You'd love your mother's help planning your wedding, but there's a problem: She lives far away—so far, in fact, that she can't be there in person to help you make the big decisions for the big day. Don't stress: Your mother can still lend a wedding-planning helping hand. "It's important to find ways to include a long-distance mother in wedding planning so that she doesn't feel left out of this important and monumental time in your life," says Valarie Falvey, owner of Kirkbrides Wedding Planning & Design in Cleveland, Ohio. And here are five ways to do so, from using your smartphone to your advantage to creating your registry.
Snap a picture whenever you can.
As you meet with wedding planners, florists, bakers, and any other vendors whose work is visual, take pictures to send to your mother, Falvey suggests. "Send over photos of wedding planning decisions such as style boards, sample centerpieces, dresses or fittings, pictures of the [ceremony] and reception venues, and so on," she says. "This will keep her in the loop," as well as allow her to knowledgably weigh in on the decisions you'll make for the wedding.
Send RSVPs to your mother.
If your mother is an organizational maven, address RSVP cards to her house, where she can review them and keep track of your guest list.
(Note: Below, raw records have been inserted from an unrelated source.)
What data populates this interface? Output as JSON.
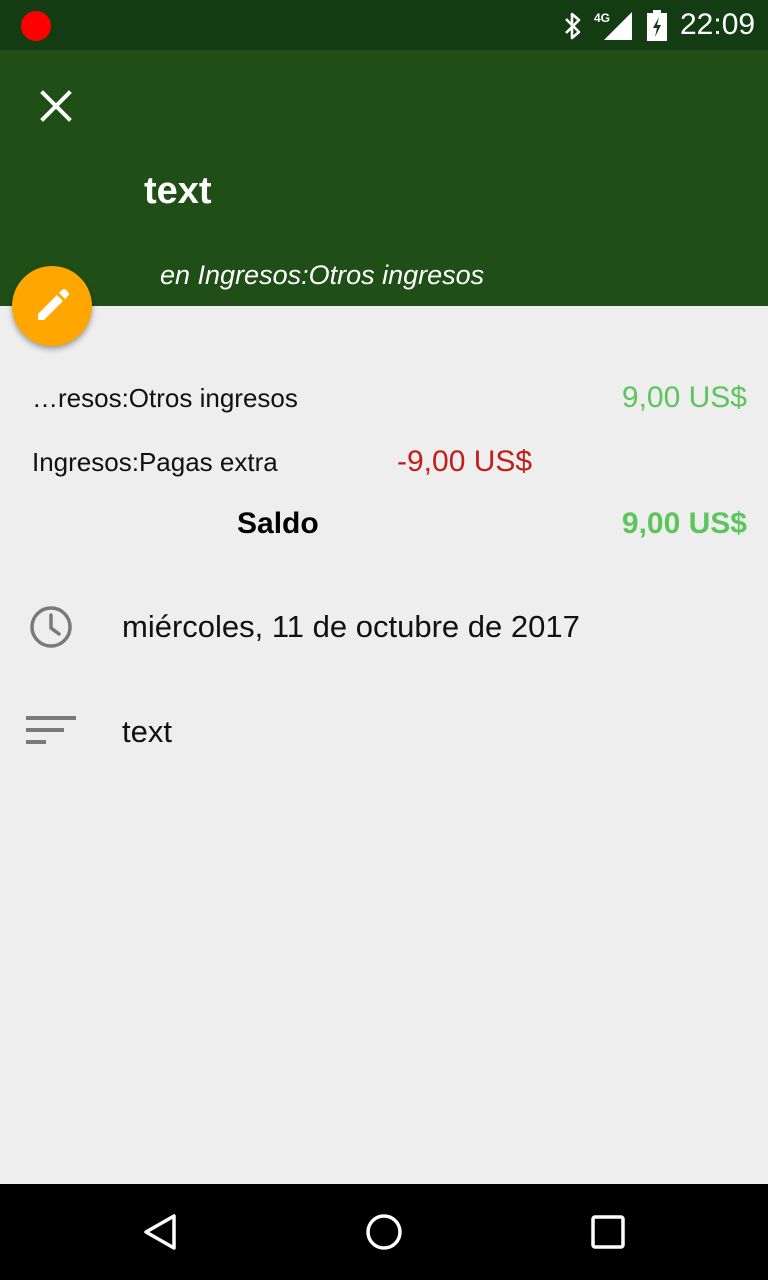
{
  "status_bar": {
    "time": "22:09",
    "network": "4G",
    "icons": [
      "record-icon",
      "bluetooth-icon",
      "signal-icon",
      "battery-icon"
    ]
  },
  "header": {
    "close_icon": "close-icon",
    "title": "text",
    "subtitle": "en Ingresos:Otros ingresos",
    "edit_icon": "pencil-icon"
  },
  "splits": [
    {
      "account": "…resos:Otros ingresos",
      "amount": "9,00 US$"
    },
    {
      "account": "Ingresos:Pagas extra",
      "amount": "-9,00 US$"
    }
  ],
  "balance": {
    "label": "Saldo",
    "amount": "9,00 US$"
  },
  "details": {
    "date": "miércoles, 11 de octubre de 2017",
    "notes": "text"
  },
  "nav_bar": {
    "icons": [
      "back-icon",
      "home-icon",
      "recents-icon"
    ]
  },
  "colors": {
    "status_bar": "#133c12",
    "app_bar": "#1f4f17",
    "fab": "#ffa600",
    "positive": "#5cc55c",
    "negative": "#c0201b",
    "background": "#eeeeee"
  }
}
Not only is this a big help, but "it's fun to talk on the phone every day to see who is coming and who sent their card back," Falvey says.
Enlist her help in creating your registry.
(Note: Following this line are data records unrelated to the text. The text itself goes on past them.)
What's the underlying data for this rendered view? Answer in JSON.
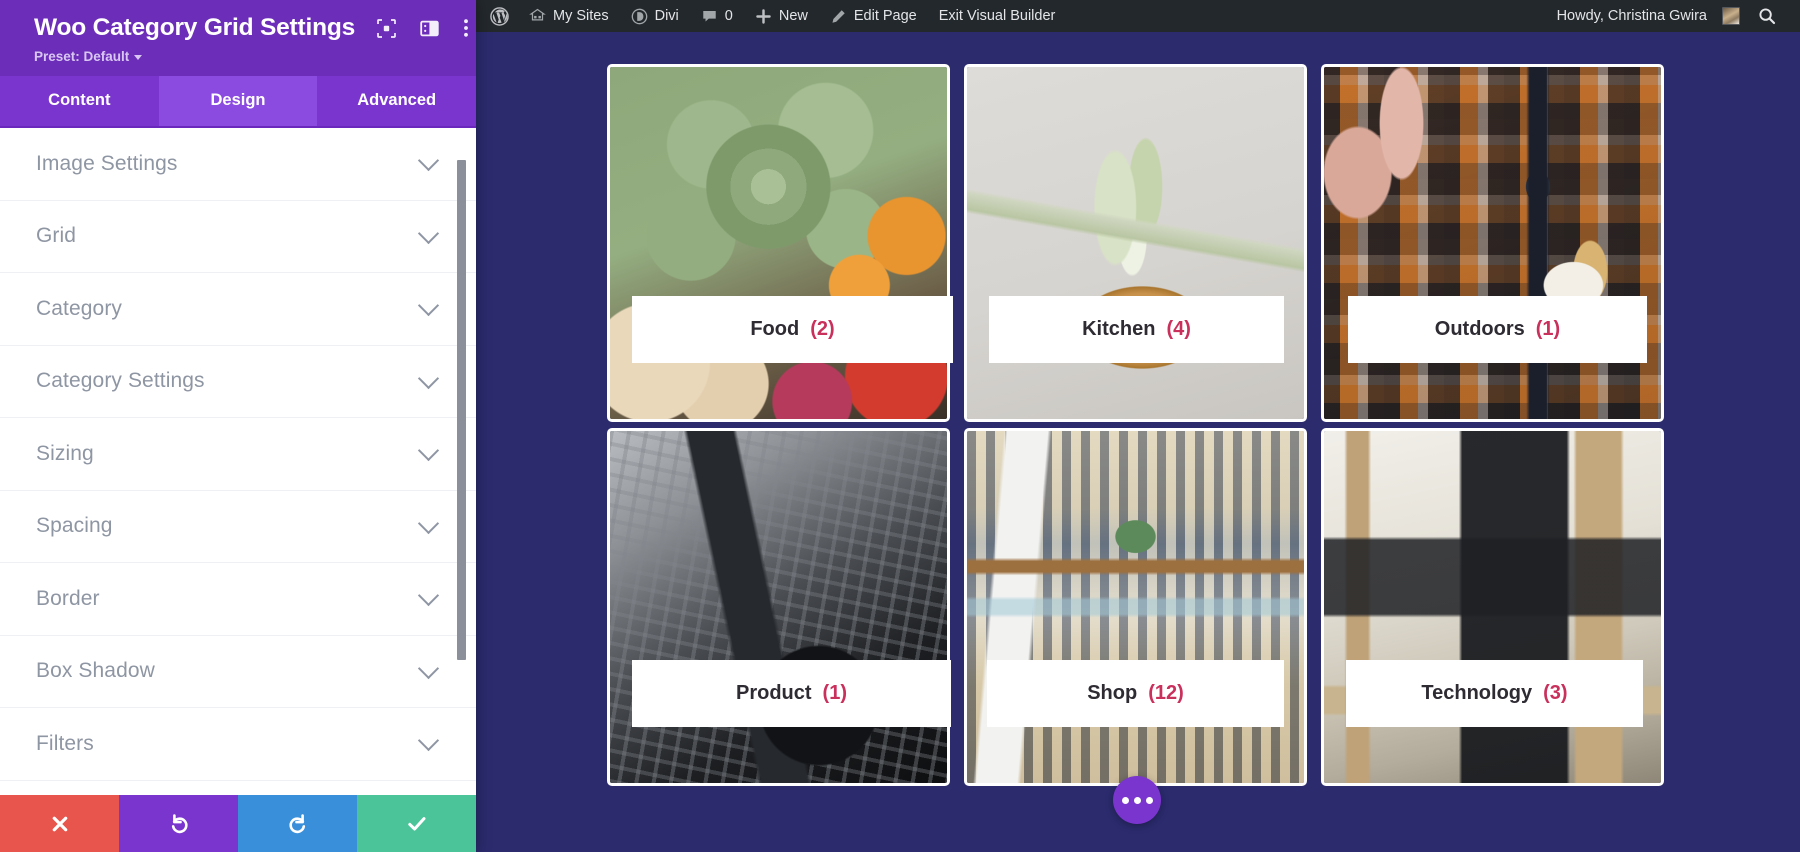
{
  "sidebar": {
    "title": "Woo Category Grid Settings",
    "preset_label": "Preset: Default",
    "header_icons": [
      {
        "name": "focus-icon"
      },
      {
        "name": "panel-layout-icon"
      },
      {
        "name": "more-vertical-icon"
      }
    ],
    "tabs": [
      {
        "label": "Content",
        "active": false
      },
      {
        "label": "Design",
        "active": true
      },
      {
        "label": "Advanced",
        "active": false
      }
    ],
    "items": [
      {
        "label": "Image Settings"
      },
      {
        "label": "Grid"
      },
      {
        "label": "Category"
      },
      {
        "label": "Category Settings"
      },
      {
        "label": "Sizing"
      },
      {
        "label": "Spacing"
      },
      {
        "label": "Border"
      },
      {
        "label": "Box Shadow"
      },
      {
        "label": "Filters"
      }
    ],
    "actions": [
      {
        "name": "cancel-button",
        "icon": "close-icon",
        "color": "#e8554d"
      },
      {
        "name": "undo-button",
        "icon": "undo-icon",
        "color": "#7b35cf"
      },
      {
        "name": "redo-button",
        "icon": "redo-icon",
        "color": "#3a8fdb"
      },
      {
        "name": "save-button",
        "icon": "check-icon",
        "color": "#4bc49a"
      }
    ]
  },
  "adminbar": {
    "items": [
      {
        "label": "",
        "icon": "wordpress-logo-icon"
      },
      {
        "label": "My Sites",
        "icon": "sites-icon"
      },
      {
        "label": "Divi",
        "icon": "divi-icon"
      },
      {
        "label": "0",
        "icon": "comment-icon"
      },
      {
        "label": "New",
        "icon": "plus-icon"
      },
      {
        "label": "Edit Page",
        "icon": "pencil-icon"
      },
      {
        "label": "Exit Visual Builder",
        "icon": ""
      }
    ],
    "howdy": "Howdy, Christina Gwira",
    "search_icon": "search-icon"
  },
  "grid": {
    "cards": [
      {
        "name": "Food",
        "count": "(2)",
        "art": "img-food",
        "cls": "food"
      },
      {
        "name": "Kitchen",
        "count": "(4)",
        "art": "img-kitchen",
        "cls": "kitchen"
      },
      {
        "name": "Outdoors",
        "count": "(1)",
        "art": "img-outdoors",
        "cls": "outdoors"
      },
      {
        "name": "Product",
        "count": "(1)",
        "art": "img-product",
        "cls": "product"
      },
      {
        "name": "Shop",
        "count": "(12)",
        "art": "img-shop",
        "cls": "shop"
      },
      {
        "name": "Technology",
        "count": "(3)",
        "art": "img-tech",
        "cls": "tech"
      }
    ]
  },
  "fab": {
    "name": "divi-settings-fab",
    "icon": "three-dots-icon"
  },
  "colors": {
    "sidebar_header": "#6c2eb9",
    "tab_bar": "#7b35cf",
    "tab_active": "#8b4ae0",
    "canvas_bg": "#2b2b6e",
    "adminbar_bg": "#23282d",
    "count_accent": "#c9305c",
    "card_name": "#2f2b33"
  }
}
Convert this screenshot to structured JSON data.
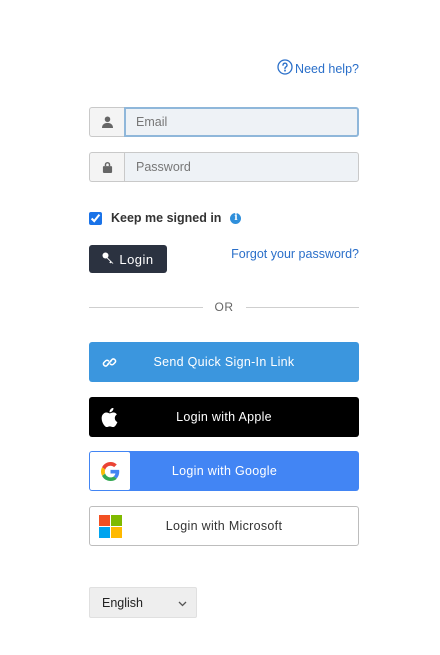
{
  "help": {
    "label": "Need help?",
    "icon": "help-circle-icon",
    "color": "#2a6fc9"
  },
  "email": {
    "value": "",
    "placeholder": "Email",
    "icon": "user-icon"
  },
  "password": {
    "value": "",
    "placeholder": "Password",
    "icon": "lock-icon"
  },
  "remember": {
    "label": "Keep me signed in",
    "checked": true,
    "info_icon": "info-icon",
    "info_glyph": "i"
  },
  "login": {
    "label": "Login",
    "icon": "key-icon",
    "color": "#2b3240"
  },
  "forgot": {
    "label": "Forgot your password?"
  },
  "divider": {
    "label": "OR"
  },
  "sso": {
    "quick_link": {
      "label": "Send Quick Sign-In Link",
      "icon": "link-icon",
      "color": "#3b96de"
    },
    "apple": {
      "label": "Login with Apple",
      "icon": "apple-logo-icon",
      "color": "#000000"
    },
    "google": {
      "label": "Login with Google",
      "icon": "google-logo-icon",
      "color": "#4285f4"
    },
    "microsoft": {
      "label": "Login with Microsoft",
      "icon": "microsoft-logo-icon",
      "color": "#ffffff"
    }
  },
  "language": {
    "selected": "English",
    "icon": "chevron-down-icon"
  }
}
You no longer have to go into a store to create a registry. Many gift registries can be created online. So, make a phone date to peruse a store's website with your mom. "You can even do a screen-share," Falvey says.
Save important meetings for her visits.
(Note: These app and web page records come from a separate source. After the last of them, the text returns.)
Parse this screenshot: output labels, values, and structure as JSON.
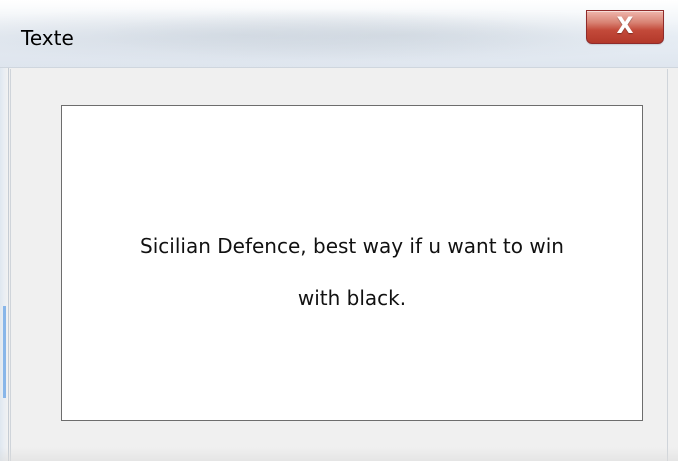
{
  "window": {
    "title": "Texte",
    "close_glyph": "X"
  },
  "message": {
    "line_1": "Sicilian Defence, best way if u want to win",
    "line_2": "with black."
  },
  "icons": {
    "close": "close-icon"
  },
  "colors": {
    "window_background": "#f0f0f0",
    "panel_background": "#ffffff",
    "panel_border": "#6d6d6d",
    "close_button": "#c34a3a",
    "text": "#111111"
  }
}
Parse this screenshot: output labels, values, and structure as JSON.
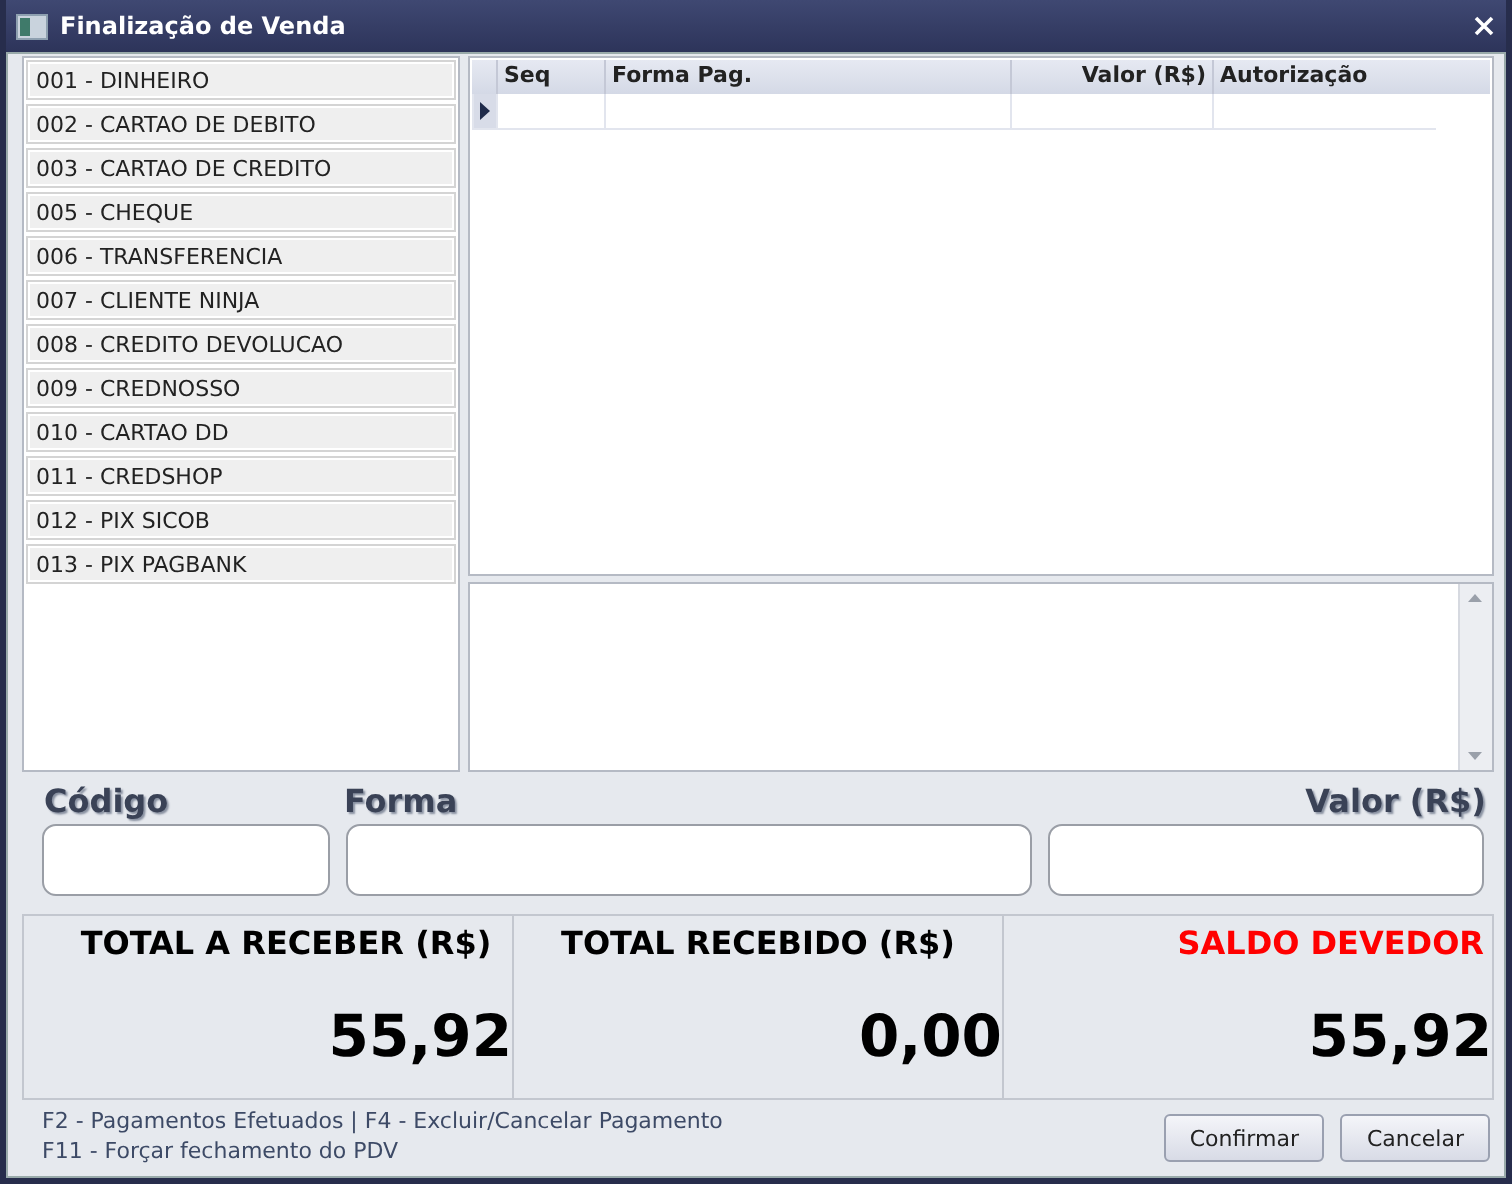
{
  "window": {
    "title": "Finalização de Venda"
  },
  "payment_methods": [
    {
      "label": "001 - DINHEIRO"
    },
    {
      "label": "002 - CARTAO DE DEBITO"
    },
    {
      "label": "003 - CARTAO DE CREDITO"
    },
    {
      "label": "005 - CHEQUE"
    },
    {
      "label": "006 - TRANSFERENCIA"
    },
    {
      "label": "007 - CLIENTE NINJA"
    },
    {
      "label": "008 - CREDITO DEVOLUCAO"
    },
    {
      "label": "009 - CREDNOSSO"
    },
    {
      "label": "010 - CARTAO DD"
    },
    {
      "label": "011 - CREDSHOP"
    },
    {
      "label": "012 - PIX SICOB"
    },
    {
      "label": "013 - PIX PAGBANK"
    }
  ],
  "table": {
    "columns": [
      "Seq",
      "Forma Pag.",
      "Valor (R$)",
      "Autorização"
    ]
  },
  "fields": [
    {
      "label": "Código"
    },
    {
      "label": "Forma"
    },
    {
      "label": "Valor (R$)"
    }
  ],
  "totals": [
    {
      "label": "TOTAL A RECEBER (R$)",
      "value": "55,92",
      "color": "#000000"
    },
    {
      "label": "TOTAL RECEBIDO (R$)",
      "value": "0,00",
      "color": "#000000"
    },
    {
      "label": "SALDO DEVEDOR",
      "value": "55,92",
      "color": "#ff0000"
    }
  ],
  "shortcuts": [
    "F2 - Pagamentos Efetuados | F4 - Excluir/Cancelar Pagamento",
    "F11 - Forçar fechamento do PDV"
  ],
  "buttons": [
    "Confirmar",
    "Cancelar"
  ]
}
Some meetings simply can't be had without your mom. Whenever possible, "schedule the most important meetings when your mother is in town—including the dinner tasting, final venue walk-through, floral design meeting, and cake tasting," says Falvey. Your mom might not be able to come to town multiple times, so, "try your best to book the appointments back-to-back," Falvey suggests. Doing so will make your mom "feel involved and important, that you wish for her to be there enough to schedule around her visits," Falvey adds.
Include her in your ceremony.
Talk to your mother about the unique ways she can help make your ceremony extra special. You might ask her to light a unity candle, walk you down the aisle, select the song that plays as she takes her seat, or anything you can brainstorm, says Falvey, who adds that, "a special note included in the program to parents forms the bride and groom is always a nice touch."